* [WORK ITEM]:
Write how many lines in the records below include the string "rows". No other text should be given.

* [RECORDS FOR PROCESSING]:
------------------------------------

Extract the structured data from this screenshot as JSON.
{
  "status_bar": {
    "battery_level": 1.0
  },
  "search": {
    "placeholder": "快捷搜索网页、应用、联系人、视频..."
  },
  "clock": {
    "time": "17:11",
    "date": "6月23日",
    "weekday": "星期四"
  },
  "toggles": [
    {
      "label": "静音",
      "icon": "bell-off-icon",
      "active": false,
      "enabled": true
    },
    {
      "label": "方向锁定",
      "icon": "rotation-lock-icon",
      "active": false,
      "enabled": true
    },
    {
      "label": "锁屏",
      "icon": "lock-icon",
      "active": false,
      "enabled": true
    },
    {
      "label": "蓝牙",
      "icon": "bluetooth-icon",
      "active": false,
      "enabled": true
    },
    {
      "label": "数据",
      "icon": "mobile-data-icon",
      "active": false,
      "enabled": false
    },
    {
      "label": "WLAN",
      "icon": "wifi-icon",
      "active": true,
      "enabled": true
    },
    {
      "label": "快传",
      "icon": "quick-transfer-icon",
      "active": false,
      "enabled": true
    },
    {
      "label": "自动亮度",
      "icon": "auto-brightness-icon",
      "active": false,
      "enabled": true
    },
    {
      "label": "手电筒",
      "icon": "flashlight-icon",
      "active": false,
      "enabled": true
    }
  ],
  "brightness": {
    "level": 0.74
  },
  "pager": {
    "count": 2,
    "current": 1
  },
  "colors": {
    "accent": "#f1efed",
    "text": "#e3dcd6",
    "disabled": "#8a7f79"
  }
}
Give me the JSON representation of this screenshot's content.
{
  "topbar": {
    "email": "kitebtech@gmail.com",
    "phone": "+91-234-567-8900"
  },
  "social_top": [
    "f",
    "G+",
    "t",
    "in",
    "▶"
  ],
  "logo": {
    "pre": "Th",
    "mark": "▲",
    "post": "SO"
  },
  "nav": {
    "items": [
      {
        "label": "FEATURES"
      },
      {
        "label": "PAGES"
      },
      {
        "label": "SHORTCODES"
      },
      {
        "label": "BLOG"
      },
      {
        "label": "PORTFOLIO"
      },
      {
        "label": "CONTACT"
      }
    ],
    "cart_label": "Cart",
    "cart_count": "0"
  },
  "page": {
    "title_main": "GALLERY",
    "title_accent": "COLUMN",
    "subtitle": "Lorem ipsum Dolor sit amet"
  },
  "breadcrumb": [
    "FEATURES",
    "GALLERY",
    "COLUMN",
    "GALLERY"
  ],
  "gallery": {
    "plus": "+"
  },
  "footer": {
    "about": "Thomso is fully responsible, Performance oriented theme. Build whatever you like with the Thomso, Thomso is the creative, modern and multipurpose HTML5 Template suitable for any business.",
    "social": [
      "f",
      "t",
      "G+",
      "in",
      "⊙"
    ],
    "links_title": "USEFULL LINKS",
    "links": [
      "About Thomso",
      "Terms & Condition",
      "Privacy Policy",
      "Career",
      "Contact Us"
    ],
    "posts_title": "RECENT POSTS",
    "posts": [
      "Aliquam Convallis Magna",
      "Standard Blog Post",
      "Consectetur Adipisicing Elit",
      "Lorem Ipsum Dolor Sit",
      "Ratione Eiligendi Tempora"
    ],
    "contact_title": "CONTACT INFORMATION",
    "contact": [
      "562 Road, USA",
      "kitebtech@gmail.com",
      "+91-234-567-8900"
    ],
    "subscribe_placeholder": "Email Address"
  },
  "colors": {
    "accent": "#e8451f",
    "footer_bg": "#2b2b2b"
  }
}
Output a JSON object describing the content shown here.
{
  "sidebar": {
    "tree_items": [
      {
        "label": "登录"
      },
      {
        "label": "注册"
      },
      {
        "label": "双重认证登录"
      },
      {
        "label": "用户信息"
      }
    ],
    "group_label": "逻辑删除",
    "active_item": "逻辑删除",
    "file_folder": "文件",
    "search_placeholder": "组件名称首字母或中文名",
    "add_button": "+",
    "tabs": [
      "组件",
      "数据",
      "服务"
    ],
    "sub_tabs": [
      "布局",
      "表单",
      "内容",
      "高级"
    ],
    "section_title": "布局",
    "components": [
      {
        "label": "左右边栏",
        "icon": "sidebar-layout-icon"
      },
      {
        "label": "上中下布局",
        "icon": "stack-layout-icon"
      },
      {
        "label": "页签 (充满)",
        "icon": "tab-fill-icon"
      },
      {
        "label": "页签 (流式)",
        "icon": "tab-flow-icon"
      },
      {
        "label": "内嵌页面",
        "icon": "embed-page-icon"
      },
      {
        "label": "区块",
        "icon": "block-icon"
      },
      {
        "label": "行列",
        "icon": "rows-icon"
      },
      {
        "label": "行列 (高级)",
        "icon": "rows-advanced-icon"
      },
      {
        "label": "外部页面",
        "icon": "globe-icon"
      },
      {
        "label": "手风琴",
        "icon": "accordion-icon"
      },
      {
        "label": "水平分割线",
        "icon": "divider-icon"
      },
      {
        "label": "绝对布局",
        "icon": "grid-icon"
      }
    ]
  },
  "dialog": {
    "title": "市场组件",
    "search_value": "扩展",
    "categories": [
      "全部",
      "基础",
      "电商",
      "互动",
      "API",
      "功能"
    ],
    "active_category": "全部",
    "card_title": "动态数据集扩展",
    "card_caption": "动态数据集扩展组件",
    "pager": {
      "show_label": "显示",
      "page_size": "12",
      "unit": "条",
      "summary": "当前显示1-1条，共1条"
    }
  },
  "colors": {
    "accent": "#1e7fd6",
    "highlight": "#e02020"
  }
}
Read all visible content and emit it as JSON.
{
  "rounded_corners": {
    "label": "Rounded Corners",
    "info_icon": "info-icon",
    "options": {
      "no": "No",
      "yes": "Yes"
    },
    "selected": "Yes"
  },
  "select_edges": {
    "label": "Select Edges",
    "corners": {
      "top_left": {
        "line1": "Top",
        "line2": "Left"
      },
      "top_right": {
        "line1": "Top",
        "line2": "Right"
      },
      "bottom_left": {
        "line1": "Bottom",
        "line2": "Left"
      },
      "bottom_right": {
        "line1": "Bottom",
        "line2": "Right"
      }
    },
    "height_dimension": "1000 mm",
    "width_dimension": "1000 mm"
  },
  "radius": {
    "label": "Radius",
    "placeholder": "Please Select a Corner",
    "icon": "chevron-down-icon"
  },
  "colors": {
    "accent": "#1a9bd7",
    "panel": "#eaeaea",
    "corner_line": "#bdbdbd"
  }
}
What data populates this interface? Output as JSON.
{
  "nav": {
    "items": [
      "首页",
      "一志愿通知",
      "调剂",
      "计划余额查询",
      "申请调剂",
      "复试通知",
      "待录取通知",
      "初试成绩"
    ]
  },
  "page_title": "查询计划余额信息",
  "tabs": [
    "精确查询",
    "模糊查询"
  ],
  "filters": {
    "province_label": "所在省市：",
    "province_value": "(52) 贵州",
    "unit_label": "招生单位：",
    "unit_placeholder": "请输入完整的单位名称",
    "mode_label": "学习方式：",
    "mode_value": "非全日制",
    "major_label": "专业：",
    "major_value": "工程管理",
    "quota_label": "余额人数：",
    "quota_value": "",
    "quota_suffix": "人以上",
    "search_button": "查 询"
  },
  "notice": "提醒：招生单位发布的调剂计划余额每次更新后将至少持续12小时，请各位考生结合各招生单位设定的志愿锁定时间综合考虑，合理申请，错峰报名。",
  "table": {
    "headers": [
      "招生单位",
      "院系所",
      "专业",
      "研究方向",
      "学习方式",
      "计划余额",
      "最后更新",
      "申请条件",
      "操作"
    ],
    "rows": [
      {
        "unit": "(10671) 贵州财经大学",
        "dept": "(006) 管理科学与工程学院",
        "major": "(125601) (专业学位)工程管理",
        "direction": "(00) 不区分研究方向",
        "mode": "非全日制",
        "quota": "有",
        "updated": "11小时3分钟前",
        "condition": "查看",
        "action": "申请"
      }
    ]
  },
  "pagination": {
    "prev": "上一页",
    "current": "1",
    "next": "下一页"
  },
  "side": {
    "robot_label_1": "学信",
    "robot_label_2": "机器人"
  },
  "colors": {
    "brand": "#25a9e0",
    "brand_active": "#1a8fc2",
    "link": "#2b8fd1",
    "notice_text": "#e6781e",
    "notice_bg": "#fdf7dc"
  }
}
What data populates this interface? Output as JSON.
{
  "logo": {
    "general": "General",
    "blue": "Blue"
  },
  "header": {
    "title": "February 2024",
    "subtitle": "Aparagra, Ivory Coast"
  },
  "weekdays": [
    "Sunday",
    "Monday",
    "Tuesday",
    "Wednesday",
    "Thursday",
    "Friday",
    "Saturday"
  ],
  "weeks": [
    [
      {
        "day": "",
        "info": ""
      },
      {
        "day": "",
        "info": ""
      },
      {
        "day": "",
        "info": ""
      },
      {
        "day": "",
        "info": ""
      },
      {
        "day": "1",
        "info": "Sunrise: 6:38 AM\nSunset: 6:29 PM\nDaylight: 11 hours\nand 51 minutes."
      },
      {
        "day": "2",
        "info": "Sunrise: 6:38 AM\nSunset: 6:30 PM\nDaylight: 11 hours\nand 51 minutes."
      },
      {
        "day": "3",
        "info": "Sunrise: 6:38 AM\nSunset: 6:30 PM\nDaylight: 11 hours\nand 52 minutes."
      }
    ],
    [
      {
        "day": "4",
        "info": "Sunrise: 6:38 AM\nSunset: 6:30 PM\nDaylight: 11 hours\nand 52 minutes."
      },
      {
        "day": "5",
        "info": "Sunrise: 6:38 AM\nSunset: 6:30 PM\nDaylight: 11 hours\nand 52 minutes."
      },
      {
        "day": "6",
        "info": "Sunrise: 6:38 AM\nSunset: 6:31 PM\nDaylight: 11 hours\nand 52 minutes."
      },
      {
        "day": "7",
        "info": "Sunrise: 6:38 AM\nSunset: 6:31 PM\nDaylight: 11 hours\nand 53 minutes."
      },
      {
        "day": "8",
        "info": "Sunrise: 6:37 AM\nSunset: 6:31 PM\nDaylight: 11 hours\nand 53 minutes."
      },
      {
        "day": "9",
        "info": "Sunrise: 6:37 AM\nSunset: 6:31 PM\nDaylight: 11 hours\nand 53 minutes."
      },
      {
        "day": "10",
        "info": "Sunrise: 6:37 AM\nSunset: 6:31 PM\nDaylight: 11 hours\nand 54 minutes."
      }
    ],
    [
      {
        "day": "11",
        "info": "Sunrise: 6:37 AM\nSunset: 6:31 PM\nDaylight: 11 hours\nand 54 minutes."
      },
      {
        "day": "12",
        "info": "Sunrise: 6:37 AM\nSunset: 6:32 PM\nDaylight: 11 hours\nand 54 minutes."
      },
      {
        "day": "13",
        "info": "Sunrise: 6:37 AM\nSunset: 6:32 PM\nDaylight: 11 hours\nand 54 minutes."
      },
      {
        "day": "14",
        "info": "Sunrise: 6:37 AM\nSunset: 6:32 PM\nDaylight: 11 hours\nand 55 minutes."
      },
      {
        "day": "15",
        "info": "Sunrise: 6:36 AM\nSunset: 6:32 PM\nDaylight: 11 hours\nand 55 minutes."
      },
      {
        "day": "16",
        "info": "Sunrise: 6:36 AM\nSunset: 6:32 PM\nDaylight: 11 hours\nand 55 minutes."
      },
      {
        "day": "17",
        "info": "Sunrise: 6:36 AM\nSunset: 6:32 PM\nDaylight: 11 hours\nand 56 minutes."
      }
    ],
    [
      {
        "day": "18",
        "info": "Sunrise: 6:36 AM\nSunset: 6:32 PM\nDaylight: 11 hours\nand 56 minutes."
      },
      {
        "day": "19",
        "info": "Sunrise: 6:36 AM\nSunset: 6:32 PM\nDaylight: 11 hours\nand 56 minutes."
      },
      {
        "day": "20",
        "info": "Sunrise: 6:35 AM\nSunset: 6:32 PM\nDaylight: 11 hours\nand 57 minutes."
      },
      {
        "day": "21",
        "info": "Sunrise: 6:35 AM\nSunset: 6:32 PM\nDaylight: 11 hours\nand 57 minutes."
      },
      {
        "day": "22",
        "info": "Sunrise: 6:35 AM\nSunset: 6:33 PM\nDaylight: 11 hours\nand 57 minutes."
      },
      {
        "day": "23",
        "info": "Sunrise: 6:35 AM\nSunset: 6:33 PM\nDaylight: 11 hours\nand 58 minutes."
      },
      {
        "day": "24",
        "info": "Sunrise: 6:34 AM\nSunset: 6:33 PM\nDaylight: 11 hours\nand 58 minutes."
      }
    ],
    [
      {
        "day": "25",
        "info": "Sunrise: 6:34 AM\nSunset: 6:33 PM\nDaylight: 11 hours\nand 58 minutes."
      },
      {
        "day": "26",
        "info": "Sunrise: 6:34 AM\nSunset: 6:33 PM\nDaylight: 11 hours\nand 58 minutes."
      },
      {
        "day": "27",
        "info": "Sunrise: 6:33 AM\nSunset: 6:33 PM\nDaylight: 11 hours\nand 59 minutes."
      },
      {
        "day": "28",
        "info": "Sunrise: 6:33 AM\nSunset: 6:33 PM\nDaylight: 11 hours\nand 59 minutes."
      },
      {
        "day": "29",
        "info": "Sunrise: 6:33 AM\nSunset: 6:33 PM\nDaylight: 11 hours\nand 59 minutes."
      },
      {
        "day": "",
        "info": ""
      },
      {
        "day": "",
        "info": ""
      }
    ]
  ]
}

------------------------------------

* [EXERCISE SOLUTION]:
3